Constructed on the site of a former Japanese air force base, the Huwei military family settlement housed Nationalist soldiers and their dependents who retreated to Taiwan in 1949. The four tales in this graphic novel move through various periods of time, weaving together the lives of the residents of Huwei with the voices of ghosts from the past, thereby addressing the complex history of the Americans, Japanese, mainland Chinese, and local Taiwanese who have all left their mark there.
A young mainland soldier forced to live at the abandoned Japanese air base encounters the ghost of an American pilot who refuses to depart until he can thank the one person who showed him kindness while he was a prisoner of war. The final diary entry of a Japanese pilot records the simple pleasures of tasting local foods while stationed at Huwei. In the post-war period of martial law, a drowning incident in a pool formed from an old bomb crater reveals the reasons a mute boy refuses to speak. Many years and many disappointments later, a couple that originally fled to Taiwan in the panic of wartime finally learns to see the Huwei settlement as home.
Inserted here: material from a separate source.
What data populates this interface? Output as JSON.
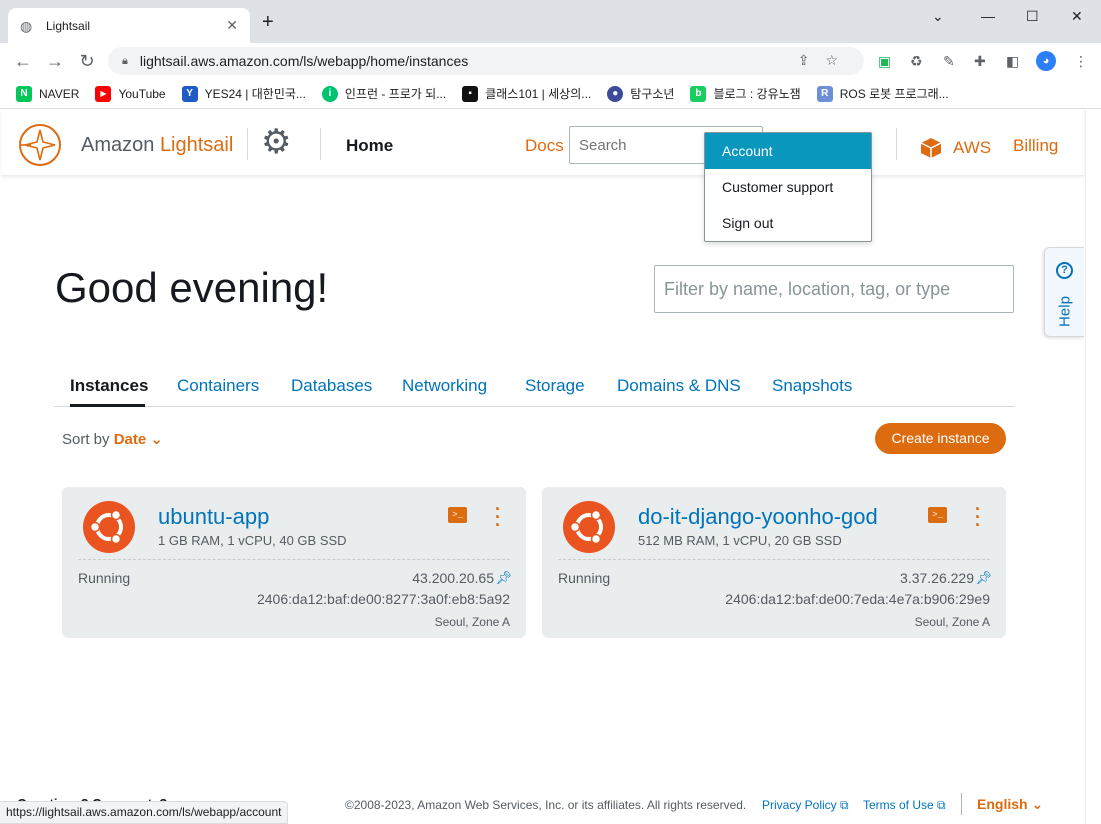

Over the ten years that this project was fermenting in her mind, comic book artist Chen Xiao-Ya visited the Huwei settlement multiple times in the company of local historical scholars. The product of her labors is this moving graphic novel based on true incidents and accounts, which sheds a hopeful light on Taiwan’s conflicted multi-ethnic past.